“Vancouver Island offers large tracts of land and unique natural amenities, in particular access to waterscapes, which attract large-scale development. We have observed that development proposals for complete communities, resort-based and mixed-use developments usually emphasize water-centric features,” states Tim Pringle.
“The curriculum for the 2009 Vancouver Island Learning Lunch Seminar Series, hosted by the Comox Valley Regional District, will be examining the key factors that drive large-scale real estate development projects on Vancouver Island. We will also be addressing Settlement in Balance with Ecology in a pragmatic way: Here is what it looks like; this is where it is going.”
“Settlement and ecology are both complex systems; and the nature of their complexities means there is no easy answer to achieving a balance that will ensure water for life and livelihoods.

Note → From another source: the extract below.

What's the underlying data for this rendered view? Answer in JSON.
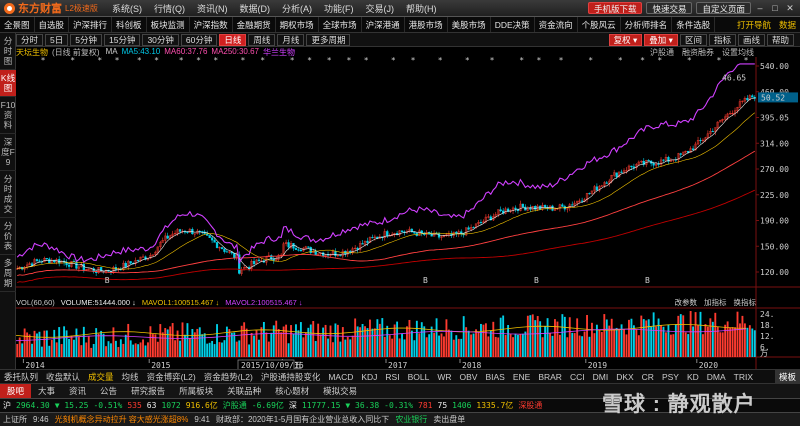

“Nevertheless, we need to connect the dots between Settlement in Balance with Ecology and A Positive Settlement Strategy for Vancouver Island. Hence, it is in our best interests to learn about both sides of the balance….if we are to ensure that Green Value development results in benefits exceeding liabilities at the site, community and regional scales.”
“At the conclusion of the Learning Lunch Series, a desired outcome is that participants will understand WHY the notion of ‘sustainable communities’ begins with a discussion of values that communities declare or reflect as changes occur in their landscapes.”